[[ Data supplied, beginning ]]

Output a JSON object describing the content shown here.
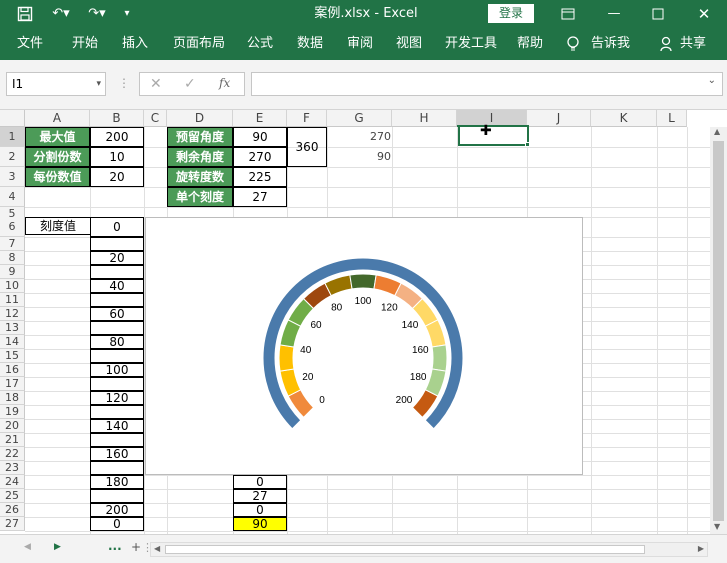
{
  "title": {
    "file": "案例.xlsx",
    "sep": "-",
    "app": "Excel",
    "login": "登录"
  },
  "ribbon": {
    "tabs": [
      "文件",
      "开始",
      "插入",
      "页面布局",
      "公式",
      "数据",
      "审阅",
      "视图",
      "开发工具",
      "帮助"
    ],
    "tellme": "告诉我",
    "share": "共享"
  },
  "formula": {
    "namebox": "I1",
    "fx": "fx",
    "value": ""
  },
  "columns": [
    "A",
    "B",
    "C",
    "D",
    "E",
    "F",
    "G",
    "H",
    "I",
    "J",
    "K",
    "L"
  ],
  "rows": [
    "1",
    "2",
    "3",
    "4",
    "5",
    "6",
    "7",
    "8",
    "9",
    "10",
    "11",
    "12",
    "13",
    "14",
    "15",
    "16",
    "17",
    "18",
    "19",
    "20",
    "21",
    "22",
    "23",
    "24",
    "25",
    "26",
    "27"
  ],
  "table1": {
    "labels": [
      "最大值",
      "分割份数",
      "每份数值"
    ],
    "values": [
      "200",
      "10",
      "20"
    ]
  },
  "table2": {
    "labels": [
      "预留角度",
      "剩余角度",
      "旋转度数",
      "单个刻度"
    ],
    "values": [
      "90",
      "270",
      "225",
      "27"
    ],
    "merged": "360"
  },
  "colG": [
    "270",
    "90"
  ],
  "scale": {
    "header": "刻度值",
    "values": [
      "0",
      "20",
      "40",
      "60",
      "80",
      "100",
      "120",
      "140",
      "160",
      "180",
      "200",
      "0"
    ]
  },
  "colE_bottom": [
    "0",
    "27",
    "0",
    "90"
  ],
  "chart_data": {
    "type": "pie",
    "subtype": "doughnut-gauge",
    "tick_labels": [
      "0",
      "20",
      "40",
      "60",
      "80",
      "100",
      "120",
      "140",
      "160",
      "180",
      "200"
    ],
    "outer_ring_color": "#4a7aab",
    "segment_colors": [
      "#f08a3c",
      "#ffc000",
      "#ffc000",
      "#70ad47",
      "#70ad47",
      "#9e480e",
      "#997300",
      "#43682b",
      "#ed7d31",
      "#f4b183",
      "#ffd966",
      "#ffd966",
      "#a9d18e",
      "#a9d18e",
      "#c55a11"
    ],
    "start_angle_deg": 225,
    "sweep_deg": 270,
    "min": 0,
    "max": 200
  },
  "colors": {
    "excel_green": "#217346",
    "label_green": "#4c9b58",
    "highlight_yellow": "#ffff00"
  }
}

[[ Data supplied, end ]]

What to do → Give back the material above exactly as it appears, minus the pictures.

The completed task →
Output a JSON object describing the content shown here.
{
  "title": {
    "file": "案例.xlsx",
    "sep": "-",
    "app": "Excel",
    "login": "登录"
  },
  "ribbon": {
    "tabs": [
      "文件",
      "开始",
      "插入",
      "页面布局",
      "公式",
      "数据",
      "审阅",
      "视图",
      "开发工具",
      "帮助"
    ],
    "tellme": "告诉我",
    "share": "共享"
  },
  "formula": {
    "namebox": "I1",
    "fx": "fx",
    "value": ""
  },
  "columns": [
    "A",
    "B",
    "C",
    "D",
    "E",
    "F",
    "G",
    "H",
    "I",
    "J",
    "K",
    "L"
  ],
  "rows": [
    "1",
    "2",
    "3",
    "4",
    "5",
    "6",
    "7",
    "8",
    "9",
    "10",
    "11",
    "12",
    "13",
    "14",
    "15",
    "16",
    "17",
    "18",
    "19",
    "20",
    "21",
    "22",
    "23",
    "24",
    "25",
    "26",
    "27"
  ],
  "table1": {
    "labels": [
      "最大值",
      "分割份数",
      "每份数值"
    ],
    "values": [
      "200",
      "10",
      "20"
    ]
  },
  "table2": {
    "labels": [
      "预留角度",
      "剩余角度",
      "旋转度数",
      "单个刻度"
    ],
    "values": [
      "90",
      "270",
      "225",
      "27"
    ],
    "merged": "360"
  },
  "colG": [
    "270",
    "90"
  ],
  "scale": {
    "header": "刻度值",
    "values": [
      "0",
      "20",
      "40",
      "60",
      "80",
      "100",
      "120",
      "140",
      "160",
      "180",
      "200",
      "0"
    ]
  },
  "colE_bottom": [
    "0",
    "27",
    "0",
    "90"
  ],
  "chart_data": {
    "type": "pie",
    "subtype": "doughnut-gauge",
    "tick_labels": [
      "0",
      "20",
      "40",
      "60",
      "80",
      "100",
      "120",
      "140",
      "160",
      "180",
      "200"
    ],
    "outer_ring_color": "#4a7aab",
    "segment_colors": [
      "#f08a3c",
      "#ffc000",
      "#ffc000",
      "#70ad47",
      "#70ad47",
      "#9e480e",
      "#997300",
      "#43682b",
      "#ed7d31",
      "#f4b183",
      "#ffd966",
      "#ffd966",
      "#a9d18e",
      "#a9d18e",
      "#c55a11"
    ],
    "start_angle_deg": 225,
    "sweep_deg": 270,
    "min": 0,
    "max": 200
  },
  "colors": {
    "excel_green": "#217346",
    "label_green": "#4c9b58",
    "highlight_yellow": "#ffff00"
  }
}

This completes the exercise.